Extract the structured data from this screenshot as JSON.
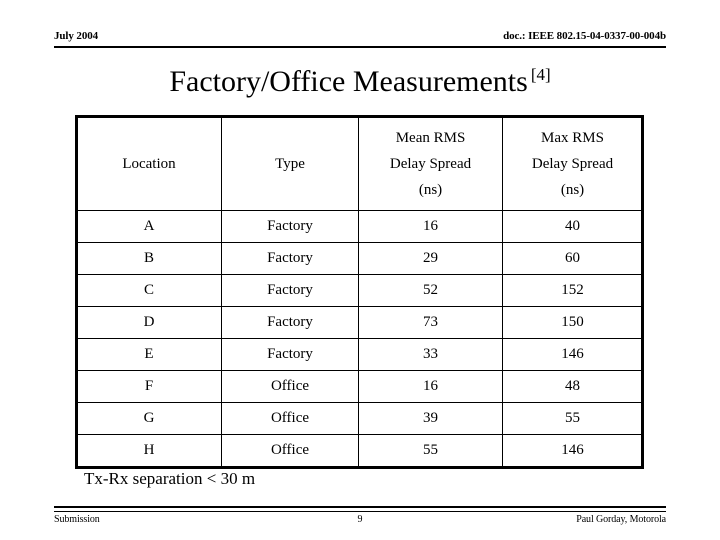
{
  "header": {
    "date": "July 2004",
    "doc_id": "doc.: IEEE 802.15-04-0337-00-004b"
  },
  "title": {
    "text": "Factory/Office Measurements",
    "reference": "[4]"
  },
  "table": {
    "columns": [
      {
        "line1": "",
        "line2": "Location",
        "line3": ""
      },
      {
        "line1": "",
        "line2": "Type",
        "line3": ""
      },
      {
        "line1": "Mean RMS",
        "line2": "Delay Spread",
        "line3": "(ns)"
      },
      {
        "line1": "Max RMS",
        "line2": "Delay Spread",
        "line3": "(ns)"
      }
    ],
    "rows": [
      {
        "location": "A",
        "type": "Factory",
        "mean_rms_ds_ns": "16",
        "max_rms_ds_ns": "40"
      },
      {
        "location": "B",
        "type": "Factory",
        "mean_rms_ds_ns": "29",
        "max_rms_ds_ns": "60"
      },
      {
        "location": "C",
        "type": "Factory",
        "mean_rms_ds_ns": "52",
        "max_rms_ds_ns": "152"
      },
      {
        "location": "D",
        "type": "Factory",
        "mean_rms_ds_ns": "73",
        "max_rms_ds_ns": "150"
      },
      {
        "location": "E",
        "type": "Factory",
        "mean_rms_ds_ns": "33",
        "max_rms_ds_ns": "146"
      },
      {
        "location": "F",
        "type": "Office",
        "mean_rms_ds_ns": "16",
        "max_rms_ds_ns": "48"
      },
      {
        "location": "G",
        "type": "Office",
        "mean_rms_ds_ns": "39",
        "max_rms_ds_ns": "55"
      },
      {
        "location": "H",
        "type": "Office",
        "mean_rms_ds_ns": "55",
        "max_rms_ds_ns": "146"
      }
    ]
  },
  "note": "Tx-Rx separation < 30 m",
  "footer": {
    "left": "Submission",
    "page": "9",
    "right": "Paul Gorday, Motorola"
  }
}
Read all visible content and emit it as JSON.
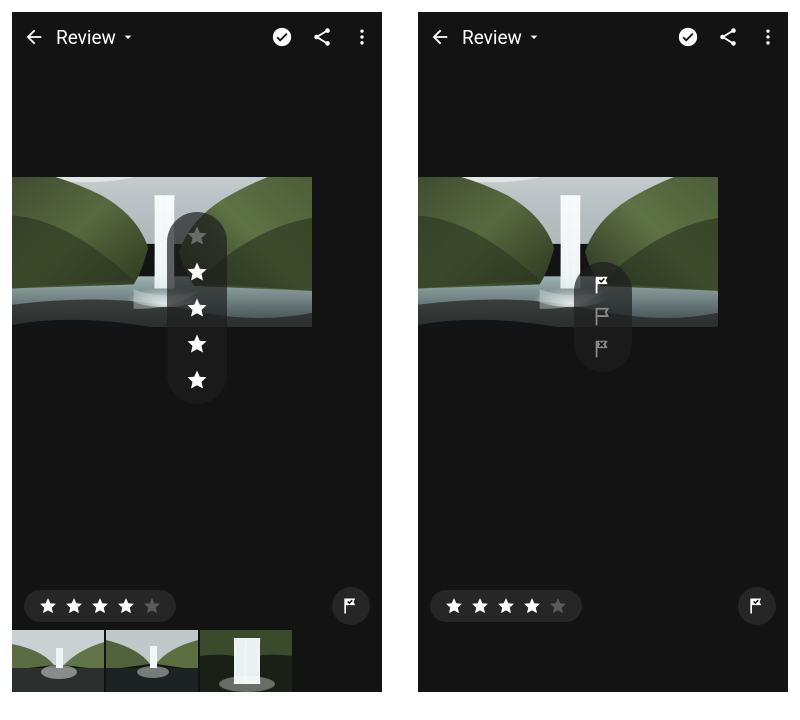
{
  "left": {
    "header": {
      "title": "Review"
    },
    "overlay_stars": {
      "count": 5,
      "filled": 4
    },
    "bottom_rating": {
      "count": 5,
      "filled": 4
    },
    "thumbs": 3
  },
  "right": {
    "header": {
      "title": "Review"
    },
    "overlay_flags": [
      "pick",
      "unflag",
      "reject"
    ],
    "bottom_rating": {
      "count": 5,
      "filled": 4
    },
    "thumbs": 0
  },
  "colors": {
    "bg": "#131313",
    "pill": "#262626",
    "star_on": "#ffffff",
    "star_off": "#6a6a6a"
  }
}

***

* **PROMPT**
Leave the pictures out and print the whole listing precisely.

* **SOLUTION FOR THIS PROBLEM**
Extract the structured data from this screenshot as JSON.
{
  "header": {
    "date": "July 2004",
    "doc_id": "doc.: IEEE 802.15-04-0337-00-004b"
  },
  "title": {
    "text": "Factory/Office Measurements",
    "reference": "[4]"
  },
  "table": {
    "columns": [
      {
        "line1": "",
        "line2": "Location",
        "line3": ""
      },
      {
        "line1": "",
        "line2": "Type",
        "line3": ""
      },
      {
        "line1": "Mean RMS",
        "line2": "Delay Spread",
        "line3": "(ns)"
      },
      {
        "line1": "Max RMS",
        "line2": "Delay Spread",
        "line3": "(ns)"
      }
    ],
    "rows": [
      {
        "location": "A",
        "type": "Factory",
        "mean_rms_ds_ns": "16",
        "max_rms_ds_ns": "40"
      },
      {
        "location": "B",
        "type": "Factory",
        "mean_rms_ds_ns": "29",
        "max_rms_ds_ns": "60"
      },
      {
        "location": "C",
        "type": "Factory",
        "mean_rms_ds_ns": "52",
        "max_rms_ds_ns": "152"
      },
      {
        "location": "D",
        "type": "Factory",
        "mean_rms_ds_ns": "73",
        "max_rms_ds_ns": "150"
      },
      {
        "location": "E",
        "type": "Factory",
        "mean_rms_ds_ns": "33",
        "max_rms_ds_ns": "146"
      },
      {
        "location": "F",
        "type": "Office",
        "mean_rms_ds_ns": "16",
        "max_rms_ds_ns": "48"
      },
      {
        "location": "G",
        "type": "Office",
        "mean_rms_ds_ns": "39",
        "max_rms_ds_ns": "55"
      },
      {
        "location": "H",
        "type": "Office",
        "mean_rms_ds_ns": "55",
        "max_rms_ds_ns": "146"
      }
    ]
  },
  "note": "Tx-Rx separation < 30 m",
  "footer": {
    "left": "Submission",
    "page": "9",
    "right": "Paul Gorday, Motorola"
  }
}
Read all visible content and emit it as JSON.
{
  "left": {
    "header": {
      "title": "Review"
    },
    "overlay_stars": {
      "count": 5,
      "filled": 4
    },
    "bottom_rating": {
      "count": 5,
      "filled": 4
    },
    "thumbs": 3
  },
  "right": {
    "header": {
      "title": "Review"
    },
    "overlay_flags": [
      "pick",
      "unflag",
      "reject"
    ],
    "bottom_rating": {
      "count": 5,
      "filled": 4
    },
    "thumbs": 0
  },
  "colors": {
    "bg": "#131313",
    "pill": "#262626",
    "star_on": "#ffffff",
    "star_off": "#6a6a6a"
  }
}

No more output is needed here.